No matter where you live, summer is a wonderful time to explore the outdoors, and one of the purist ways you can do this is by hiking. Georgia hosts a variety of State Parks and forest preserves to walk through and take in the natural sights, but it’s important to observe all proper safety precautions, as hiking can sometimes pose more risks than you might think.
Take a look at the tips below to avoid hiking injuries this summer.
1. Don’t Go Alone
Although it doesn’t happen very often, every once in a while you hear a horror story of a hiker who falls off of a cliff, gets caught under a fallen tree trunk, etc. By far, the most important rule you can observe is simply to take a buddy with you. It’s more fun that way anyway.
2. Take Your Cell Phone
Sure, hiking is your way to escape the hustle and bustle of the modern world, but what happens if both you and your buddy become injured, or you can’t find your way back? By taking your full-charged cell phone with you, help is only seconds away.
3. Start Out Early in the Day
Starting in mid to late afternoon isn’t recommended, especially if you plan on hiking for many hours. If you’re still out hiking when night falls, it can become very difficult to find your way back. Hiking in the woods at night opens up a variety of hiking injuries and risks.
4. Don’t Drink out of Lakes and Streams
It might be tempting to drink the crystal clear water out of a stream or lake, but it’s actually not worth it. Even if it looks clean, you still don’t know what’s in there. There could be bacteria in the water that your body isn’t used to. Instead, bring a large bottle of water, that’s easy enough to carry.
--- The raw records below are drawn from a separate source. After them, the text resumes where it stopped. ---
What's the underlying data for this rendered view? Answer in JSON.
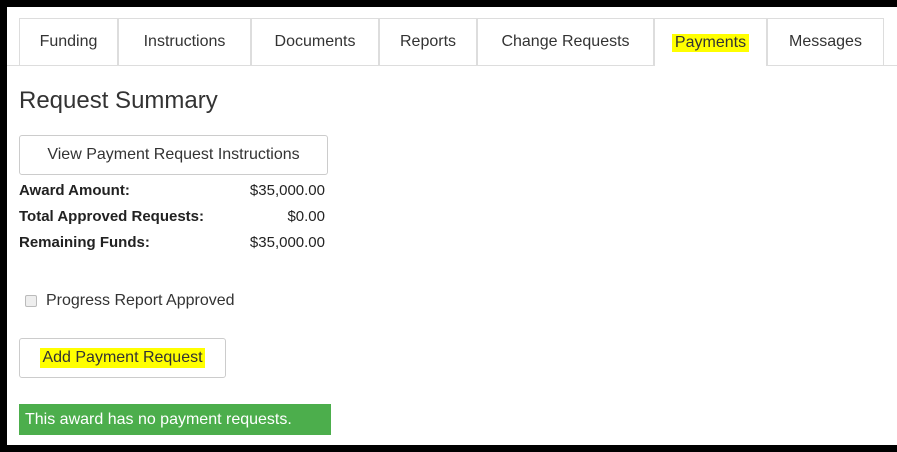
{
  "tabs": [
    {
      "label": "Funding",
      "active": false
    },
    {
      "label": "Instructions",
      "active": false
    },
    {
      "label": "Documents",
      "active": false
    },
    {
      "label": "Reports",
      "active": false
    },
    {
      "label": "Change Requests",
      "active": false
    },
    {
      "label": "Payments",
      "active": true
    },
    {
      "label": "Messages",
      "active": false
    }
  ],
  "main": {
    "title": "Request Summary",
    "instructions_button": "View Payment Request Instructions",
    "summary": [
      {
        "label": "Award Amount:",
        "value": "$35,000.00"
      },
      {
        "label": "Total Approved Requests:",
        "value": "$0.00"
      },
      {
        "label": "Remaining Funds:",
        "value": "$35,000.00"
      }
    ],
    "progress_checkbox": {
      "label": "Progress Report Approved",
      "checked": false
    },
    "add_button": "Add Payment Request",
    "alert": "This award has no payment requests."
  },
  "colors": {
    "highlight": "#ffff00",
    "success": "#4cae4c",
    "border": "#dddddd"
  }
}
5. Keep Your Eye out for Wild Animals
Make sure to look down at the trail ahead of you to make sure there are no animals in your path. Stepping on them is a great way to unintentionally provoke them to fight back – especially snakes.
6. Know Your Limits
Don’t make a leap over a ravine or decide to walk through a fast moving stream unless you’re positive that you will come out on the other side. It’s important to gauge your experience as a hiker and the amount of times you’ve successfully completed such attempts. If you’re a novice at hiking, simply take it easy and find a simpler path.
7. Bring a First Aid Kit
Sometime as easy as taking along a small first aid kit, can prevent small injuries from turning into larger ones.